EXERCISE OBJECTIVE
Where does the word "State" show up in the records? Copy every line that holds it.
ENTRIES SUPPLIED below:
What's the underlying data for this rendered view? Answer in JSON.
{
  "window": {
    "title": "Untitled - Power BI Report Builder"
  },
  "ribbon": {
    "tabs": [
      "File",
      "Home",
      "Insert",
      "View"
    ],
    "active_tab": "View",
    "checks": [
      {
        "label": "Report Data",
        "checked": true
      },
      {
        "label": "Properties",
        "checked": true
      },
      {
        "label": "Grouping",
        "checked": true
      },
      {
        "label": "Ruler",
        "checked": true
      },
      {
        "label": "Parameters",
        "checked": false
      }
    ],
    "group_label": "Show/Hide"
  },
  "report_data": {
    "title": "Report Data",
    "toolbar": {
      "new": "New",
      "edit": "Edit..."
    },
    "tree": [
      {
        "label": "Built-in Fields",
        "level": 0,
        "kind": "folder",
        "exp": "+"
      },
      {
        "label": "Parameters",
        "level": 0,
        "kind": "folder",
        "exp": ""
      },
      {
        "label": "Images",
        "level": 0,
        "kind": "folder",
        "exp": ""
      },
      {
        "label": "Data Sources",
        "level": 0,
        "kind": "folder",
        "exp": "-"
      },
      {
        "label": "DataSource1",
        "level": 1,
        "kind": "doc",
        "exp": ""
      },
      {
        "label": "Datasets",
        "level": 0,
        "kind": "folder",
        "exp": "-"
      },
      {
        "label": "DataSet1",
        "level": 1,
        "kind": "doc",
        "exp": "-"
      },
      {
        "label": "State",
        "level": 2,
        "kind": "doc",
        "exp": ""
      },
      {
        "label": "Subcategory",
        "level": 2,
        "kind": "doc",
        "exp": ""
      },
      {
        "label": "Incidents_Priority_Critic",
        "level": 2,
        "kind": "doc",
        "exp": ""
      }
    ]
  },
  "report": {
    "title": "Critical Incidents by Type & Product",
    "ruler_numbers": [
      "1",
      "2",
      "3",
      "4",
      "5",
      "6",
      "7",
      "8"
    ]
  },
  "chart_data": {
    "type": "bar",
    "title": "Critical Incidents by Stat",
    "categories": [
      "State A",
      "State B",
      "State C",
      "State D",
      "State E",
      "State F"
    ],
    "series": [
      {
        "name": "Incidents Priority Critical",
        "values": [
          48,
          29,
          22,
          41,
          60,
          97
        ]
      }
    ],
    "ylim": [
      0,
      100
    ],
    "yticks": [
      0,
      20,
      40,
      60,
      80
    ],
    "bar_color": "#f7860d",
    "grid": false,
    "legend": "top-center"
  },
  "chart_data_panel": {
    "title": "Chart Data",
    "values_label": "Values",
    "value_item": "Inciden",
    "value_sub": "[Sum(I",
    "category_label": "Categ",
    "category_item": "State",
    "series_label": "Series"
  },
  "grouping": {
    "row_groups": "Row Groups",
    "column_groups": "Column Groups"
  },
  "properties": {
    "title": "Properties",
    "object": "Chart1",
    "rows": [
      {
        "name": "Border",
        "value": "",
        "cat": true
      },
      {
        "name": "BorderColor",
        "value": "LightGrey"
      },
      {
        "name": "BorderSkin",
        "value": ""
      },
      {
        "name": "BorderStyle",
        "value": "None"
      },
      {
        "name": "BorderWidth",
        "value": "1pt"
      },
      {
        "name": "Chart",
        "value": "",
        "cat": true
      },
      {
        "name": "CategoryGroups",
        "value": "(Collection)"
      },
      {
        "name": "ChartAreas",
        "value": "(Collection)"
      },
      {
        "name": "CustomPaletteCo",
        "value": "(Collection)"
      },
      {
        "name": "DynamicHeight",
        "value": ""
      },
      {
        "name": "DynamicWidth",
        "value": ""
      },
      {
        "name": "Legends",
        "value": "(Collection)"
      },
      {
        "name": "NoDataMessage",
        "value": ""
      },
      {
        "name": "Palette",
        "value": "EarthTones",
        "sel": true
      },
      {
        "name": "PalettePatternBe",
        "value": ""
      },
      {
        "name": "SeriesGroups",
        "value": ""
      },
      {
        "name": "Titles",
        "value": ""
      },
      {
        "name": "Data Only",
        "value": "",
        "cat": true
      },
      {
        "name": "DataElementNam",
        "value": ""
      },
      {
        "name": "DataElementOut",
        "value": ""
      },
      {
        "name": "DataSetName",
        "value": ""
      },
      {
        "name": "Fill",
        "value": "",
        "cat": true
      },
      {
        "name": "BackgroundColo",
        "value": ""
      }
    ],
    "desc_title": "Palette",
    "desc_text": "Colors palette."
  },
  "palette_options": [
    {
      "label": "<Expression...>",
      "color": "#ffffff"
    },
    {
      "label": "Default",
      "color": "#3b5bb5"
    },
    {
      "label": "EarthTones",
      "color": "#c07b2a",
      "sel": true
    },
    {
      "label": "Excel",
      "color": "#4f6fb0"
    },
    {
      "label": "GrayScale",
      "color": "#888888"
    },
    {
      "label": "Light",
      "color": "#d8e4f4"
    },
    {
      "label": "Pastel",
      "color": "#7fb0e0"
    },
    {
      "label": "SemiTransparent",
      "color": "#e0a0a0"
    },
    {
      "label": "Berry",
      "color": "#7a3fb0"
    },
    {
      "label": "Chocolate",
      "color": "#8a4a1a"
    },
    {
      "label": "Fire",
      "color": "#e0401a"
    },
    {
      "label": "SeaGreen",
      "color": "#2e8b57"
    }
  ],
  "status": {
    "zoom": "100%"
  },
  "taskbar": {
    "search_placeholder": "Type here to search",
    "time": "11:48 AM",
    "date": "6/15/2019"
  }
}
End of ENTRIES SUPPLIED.
FINISHED EXERCISE
        "label": "State",
      "State A",
      "State B",
      "State C",
      "State D",
      "State E",
      "State F"
    "category_item": "State",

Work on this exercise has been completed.